Originally published at; defends the free market and individual liberty, quoting among others Bastiat, Thomas Jefferson, David and Milton Friedman, John Lott, Isabel Paterson, Proudhon, Adam Smith, Sowell, John Stossel and Walter Williams
David Friedman, in his book The Machinery of Freedom, notes that there are only three ways to get something: (1) by trading, (2) by receiving a gift (from love or friendship), or (3) by force ("do what I want or I'll shoot you"). Honest, peaceful people operate in the first two ways. Criminals and the state operate by force, aggression, coercion. The gentle invisible hand vs. the visible fist of force.


Anarchy is not Chaos, The Machinery of Freedom
Poem that introduces part III
Government produces all order.
Under anarchy there is no government.
Therefore anarchy is chaos.
Q.E.D. ...

My life is chaos turned miraculous;
I speak a word and people understand
Although it must be gibberish since words
Are not produced by governmental plan.

Now law and order, on the other hand
The state provides us for the public good;
That's why there's instant justice on demand
And safety in every neighborhood.

Books Authored

Hidden Order: The Economics of Everyday Life, 1996
Partial contents: Economics for Pleasure and Profit - Price=Value=Cost: Solving a Simple Economy - In Search of the Real World - Standing in for Moral Philosophy: The Economist as Judge - Applications: Conventional and Un
Related Topic: Economics
Law's Order: What Economics Has to Do with Law and Why It Matters, 2000
Partial contents: What Does Economics Have to Do with Law? - Efficiency and All That - What's Wrong with the World - Defining and Enforcing Rights - Of Burning Houses and Exploding Coke Bottles - The Economics of Contract - Marriage, Sex, and Babies
Related Topics: Economics, Law
The Machinery of Freedom: Guide to a Radical Capitalism, 1973
Partial contents: I: In Defense of Property - II: Libertarian Grab Bag or How to Sell the State in Small Pieces - III: Anarchy is not Chaos - Socialism, Limited Government, Anarchy, and Bikinis - IV: For Libertarians—An Expanded Postscript
Related Topic: Anarcho-Capitalism
Price Theory: An Intermediate Text, 1986
Partial contents: I: Economics for Pleasure and Profit - II: Price = Value = Cost: Competitive Equilibrium in a Simple Economy - III: Complications, or Onward to Reality - IV: Judging Outcomes - V: Applications - Conventional and Un
Related Topic: Prices

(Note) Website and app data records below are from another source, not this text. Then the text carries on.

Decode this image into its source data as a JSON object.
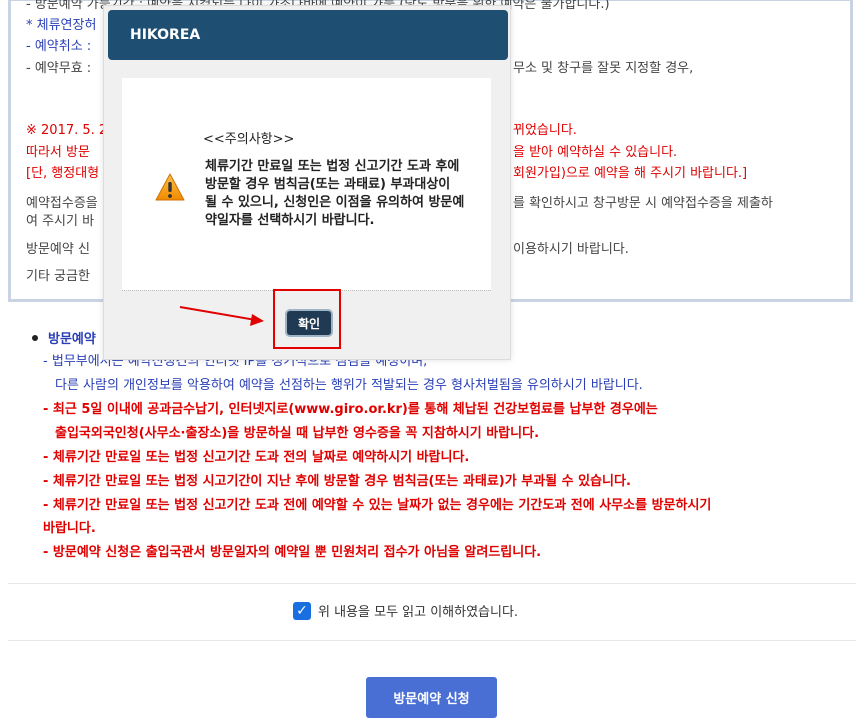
{
  "background": {
    "top_lines": [
      {
        "text": "- 방문예약 가능기간 : 예약을 지켰되는 다이 가조다바에 예약이 가능 (당도 방문을 위한 예약은 불가합니다.)",
        "color": "#444"
      },
      {
        "text": "* 체류연장허",
        "color": "#2a3fb6"
      },
      {
        "text": "- 예약취소 :",
        "color": "#2a3fb6"
      },
      {
        "text": "- 예약무효 :",
        "color": "#444"
      }
    ],
    "right_frag_1": "무소 및 창구를 잘못 지정할 경우,",
    "red_1_left": "※ 2017. 5. 2",
    "red_1_right": "뀌었습니다.",
    "red_2_left": "따라서 방문",
    "red_2_right": "을 받아 예약하실 수 있습니다.",
    "red_3_left": "[단, 행정대형",
    "red_3_right": "회원가입)으로 예약을 해 주시기 바랍니다.]",
    "gray_1_left": "예약접수증을",
    "gray_1_right": "를 확인하시고 창구방문 시 예약접수증을 제출하",
    "gray_2_left": "여 주시기 바",
    "gray_3_left": "방문예약 신",
    "gray_3_right": "이용하시기 바랍니다.",
    "gray_4_left": "기타 궁금한",
    "section_title": "방문예약",
    "list": [
      {
        "text": "- 법무부에서는 예약신청건의 인터넷 IP를 정기적으로 점검을 예정이며,",
        "color": "#2a3fb6",
        "bold": false
      },
      {
        "text": "다른 사람의 개인정보를 악용하여 예약을 선점하는 행위가 적발되는 경우 형사처벌됨을 유의하시기 바랍니다.",
        "color": "#2a3fb6",
        "bold": false,
        "indent": true
      },
      {
        "text": "- 최근 5일 이내에 공과금수납기, 인터넷지로(www.giro.or.kr)를 통해 체납된 건강보험료를 납부한 경우에는",
        "color": "#e00000",
        "bold": true
      },
      {
        "text": "출입국외국인청(사무소·출장소)을 방문하실 때 납부한 영수증을 꼭 지참하시기 바랍니다.",
        "color": "#e00000",
        "bold": true,
        "indent": true
      },
      {
        "text": "- 체류기간 만료일 또는 법정 신고기간 도과 전의 날짜로 예약하시기 바랍니다.",
        "color": "#e00000",
        "bold": true
      },
      {
        "text": "- 체류기간 만료일 또는 법정 시고기간이 지난 후에 방문할 경우 범칙금(또는 과태료)가 부과될 수 있습니다.",
        "color": "#e00000",
        "bold": true
      },
      {
        "text": "- 체류기간 만료일 또는 법정 신고기간 도과 전에 예약할 수 있는 날짜가 없는 경우에는 기간도과 전에 사무소를 방문하시기",
        "color": "#e00000",
        "bold": true
      },
      {
        "text": "바랍니다.",
        "color": "#e00000",
        "bold": true,
        "indent_small": true
      },
      {
        "text": "- 방문예약 신청은 출입국관서 방문일자의 예약일 뿐 민원처리 접수가 아님을 알려드립니다.",
        "color": "#e00000",
        "bold": true
      }
    ],
    "agree_label": "위 내용을 모두 읽고 이해하였습니다.",
    "agree_checked": true,
    "apply_button": "방문예약 신청"
  },
  "modal": {
    "title": "HIKOREA",
    "icon": "warning-icon",
    "heading": "<<주의사항>>",
    "message": "체류기간 만료일 또는 법정 신고기간 도과 후에 방문할 경우 범칙금(또는 과태료) 부과대상이 될 수 있으니, 신청인은 이점을 유의하여 방문예약일자를 선택하시기 바랍니다.",
    "confirm_button": "확인"
  },
  "colors": {
    "modal_header": "#1f4e73",
    "confirm_button": "#1f3a52",
    "apply_button": "#4a6fd4",
    "highlight": "#e50000"
  }
}
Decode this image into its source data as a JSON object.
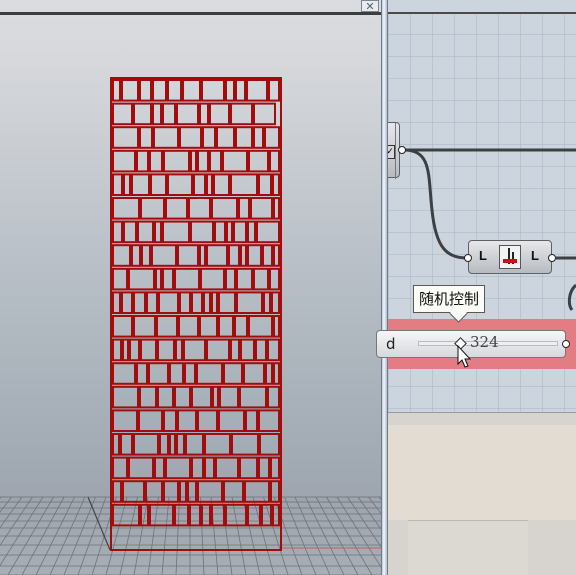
{
  "viewport": {
    "close_glyph": "✕",
    "grid_color": "#6e7378",
    "panel_color": "#a30c0c"
  },
  "canvas": {
    "left_node_mark": "✓",
    "list_node": {
      "input_label": "L",
      "output_label": "L",
      "icon": "list-item-icon"
    },
    "slider": {
      "label": "d",
      "value": "324",
      "tooltip": "随机控制"
    },
    "highlight_color": "#e47d83",
    "wire_color": "#3c3f43"
  }
}
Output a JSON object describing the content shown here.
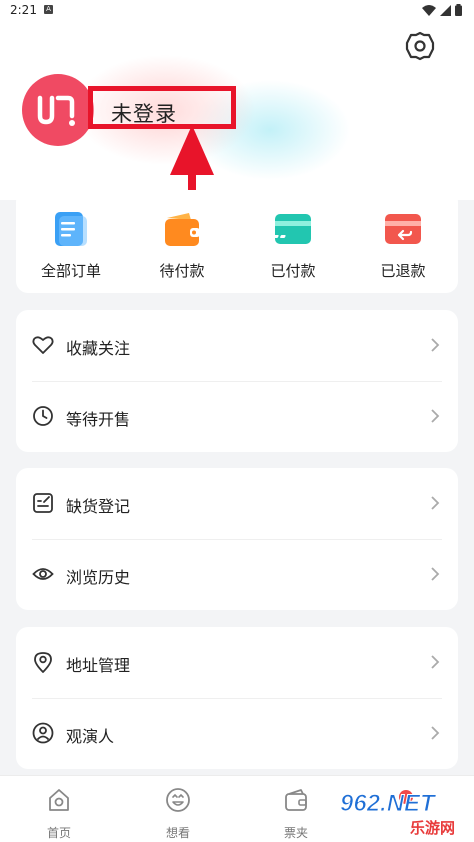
{
  "status_bar": {
    "time": "2:21",
    "notif_icon": "A"
  },
  "header": {
    "login_text": "未登录"
  },
  "orders": [
    {
      "label": "全部订单",
      "icon": "document-icon",
      "color": "#3aa0f5"
    },
    {
      "label": "待付款",
      "icon": "wallet-icon",
      "color": "#ff8a1f"
    },
    {
      "label": "已付款",
      "icon": "card-icon",
      "color": "#22c6b0"
    },
    {
      "label": "已退款",
      "icon": "refund-icon",
      "color": "#f2574d"
    }
  ],
  "list_group_1": [
    {
      "label": "收藏关注",
      "icon": "heart-icon"
    },
    {
      "label": "等待开售",
      "icon": "clock-icon"
    }
  ],
  "list_group_2": [
    {
      "label": "缺货登记",
      "icon": "register-icon"
    },
    {
      "label": "浏览历史",
      "icon": "eye-icon"
    }
  ],
  "list_group_3": [
    {
      "label": "地址管理",
      "icon": "location-icon"
    },
    {
      "label": "观演人",
      "icon": "person-icon"
    }
  ],
  "bottom_nav": [
    {
      "label": "首页",
      "icon": "home-icon"
    },
    {
      "label": "想看",
      "icon": "smile-icon"
    },
    {
      "label": "票夹",
      "icon": "ticket-wallet-icon"
    }
  ],
  "watermark": {
    "brand": "962.NET",
    "subtitle": "乐游网"
  }
}
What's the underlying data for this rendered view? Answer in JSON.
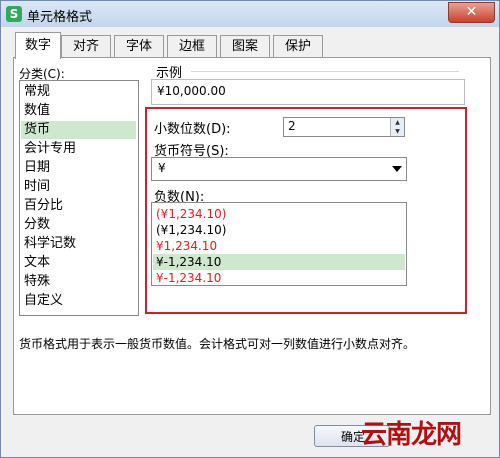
{
  "window": {
    "icon_glyph": "S",
    "title": "单元格格式",
    "close_glyph": "✕"
  },
  "tabs": [
    {
      "label": "数字"
    },
    {
      "label": "对齐"
    },
    {
      "label": "字体"
    },
    {
      "label": "边框"
    },
    {
      "label": "图案"
    },
    {
      "label": "保护"
    }
  ],
  "category": {
    "label": "分类(C):",
    "items": [
      "常规",
      "数值",
      "货币",
      "会计专用",
      "日期",
      "时间",
      "百分比",
      "分数",
      "科学记数",
      "文本",
      "特殊",
      "自定义"
    ],
    "selected": "货币"
  },
  "example": {
    "label": "示例",
    "value": "¥10,000.00"
  },
  "decimal": {
    "label": "小数位数(D):",
    "value": "2"
  },
  "currency_symbol": {
    "label": "货币符号(S):",
    "value": "¥"
  },
  "negative": {
    "label": "负数(N):",
    "items": [
      {
        "text": "(¥1,234.10)",
        "color": "#e02020"
      },
      {
        "text": "(¥1,234.10)",
        "color": "#000000"
      },
      {
        "text": "¥1,234.10",
        "color": "#e02020"
      },
      {
        "text": "¥-1,234.10",
        "color": "#000000"
      },
      {
        "text": "¥-1,234.10",
        "color": "#e02020"
      }
    ],
    "selected": "¥-1,234.10"
  },
  "description": "货币格式用于表示一般货币数值。会计格式可对一列数值进行小数点对齐。",
  "buttons": {
    "ok": "确定"
  },
  "watermark": "云南龙网",
  "colors": {
    "selection": "#cde8cd",
    "highlight_frame": "#d0202a",
    "negative_red": "#e02020"
  }
}
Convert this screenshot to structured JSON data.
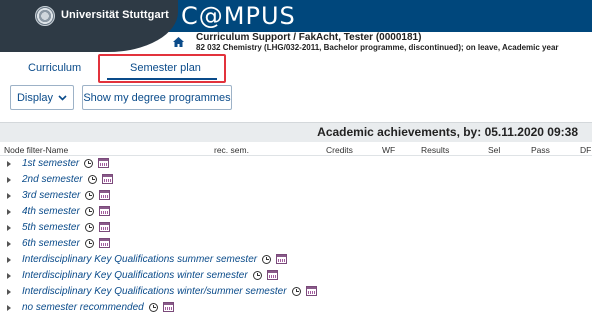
{
  "header": {
    "logo_text": "Universität Stuttgart",
    "app_title": "C@MPUS",
    "user_line": "Curriculum Support  / FakAcht, Tester (0000181)",
    "programme_line": "82 032 Chemistry (LHG/032-2011, Bachelor programme, discontinued); on leave, Academic year"
  },
  "tabs": {
    "curriculum": "Curriculum",
    "semester_plan": "Semester plan"
  },
  "buttons": {
    "display": "Display",
    "degree_programmes": "Show my degree programmes"
  },
  "achievements_title": "Academic achievements, by: 05.11.2020 09:38",
  "table": {
    "columns": {
      "node_filter": "Node filter-Name",
      "rec_sem": "rec. sem.",
      "credits": "Credits",
      "wf": "WF",
      "results": "Results",
      "sel": "Sel",
      "pass": "Pass",
      "df": "DF"
    },
    "rows": [
      "1st semester",
      "2nd semester",
      "3rd semester",
      "4th semester",
      "5th semester",
      "6th semester",
      "Interdisciplinary Key Qualifications summer semester",
      "Interdisciplinary Key Qualifications winter semester",
      "Interdisciplinary Key Qualifications winter/summer semester",
      "no semester recommended"
    ]
  },
  "colors": {
    "header_blue": "#00477c",
    "logo_dark": "#2e3a45",
    "link_blue": "#0a4b8a",
    "highlight_red": "#e2323c",
    "bar_gray": "#e9ecee"
  },
  "icons": {
    "home": "home-icon",
    "display_chevron": "chevron-down-icon",
    "row_caret": "caret-right-icon",
    "clock": "clock-icon",
    "calendar": "calendar-icon"
  }
}
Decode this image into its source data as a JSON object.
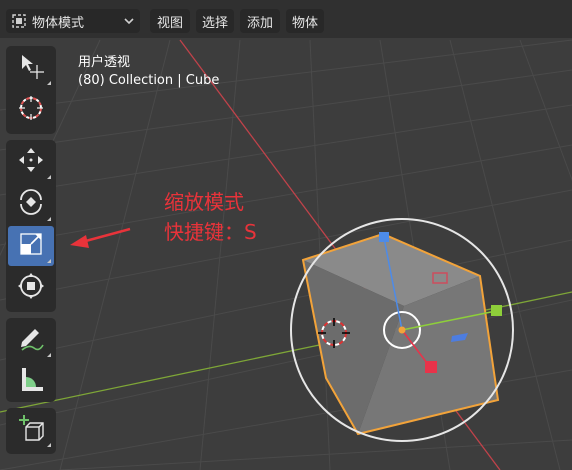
{
  "header": {
    "mode_icon": "object-mode-icon",
    "mode_label": "物体模式",
    "menus": [
      "视图",
      "选择",
      "添加",
      "物体"
    ]
  },
  "viewport": {
    "view_name": "用户透视",
    "collection_info": "(80) Collection | Cube"
  },
  "toolbar": {
    "tools": [
      {
        "name": "select-tool",
        "icon": "cursor-select-icon"
      },
      {
        "name": "cursor-tool",
        "icon": "3d-cursor-icon"
      },
      {
        "name": "move-tool",
        "icon": "move-icon"
      },
      {
        "name": "rotate-tool",
        "icon": "rotate-icon"
      },
      {
        "name": "scale-tool",
        "icon": "scale-icon",
        "active": true
      },
      {
        "name": "transform-tool",
        "icon": "transform-icon"
      },
      {
        "name": "annotate-tool",
        "icon": "annotate-icon"
      },
      {
        "name": "measure-tool",
        "icon": "measure-icon"
      },
      {
        "name": "add-cube-tool",
        "icon": "add-cube-icon"
      }
    ]
  },
  "annotation": {
    "line1": "缩放模式",
    "line2": "快捷键：S",
    "color": "#e8333a"
  },
  "colors": {
    "accent": "#4772b3",
    "selection_outline": "#f2a33a",
    "x_axis": "#c0424a",
    "y_axis": "#7ea637"
  }
}
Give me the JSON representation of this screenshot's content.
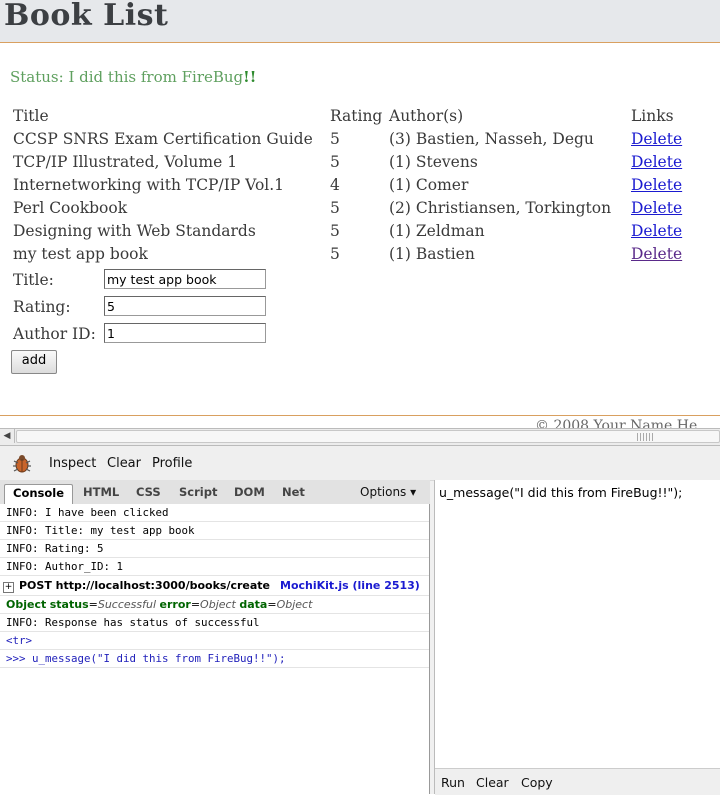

Exploring Liberty: The Machinery of Freedom, 6 Mar 2012
Prof. Friedman discusses the premises of The Machinery of Freedom

The Machinery Of Freedom: Illustrated summary, by David D. Friedman, Tomasz Kaye (illustrator), 4 Apr 2012
Excellent animated illustration of talk given by David Friedman (shortened)

The introductory paragraph uses material from the Wikipedia article "David D. Friedman" as of 6 Jun 2018, which is released under the Creative Commons Attribution-Share-Alike License 3.0.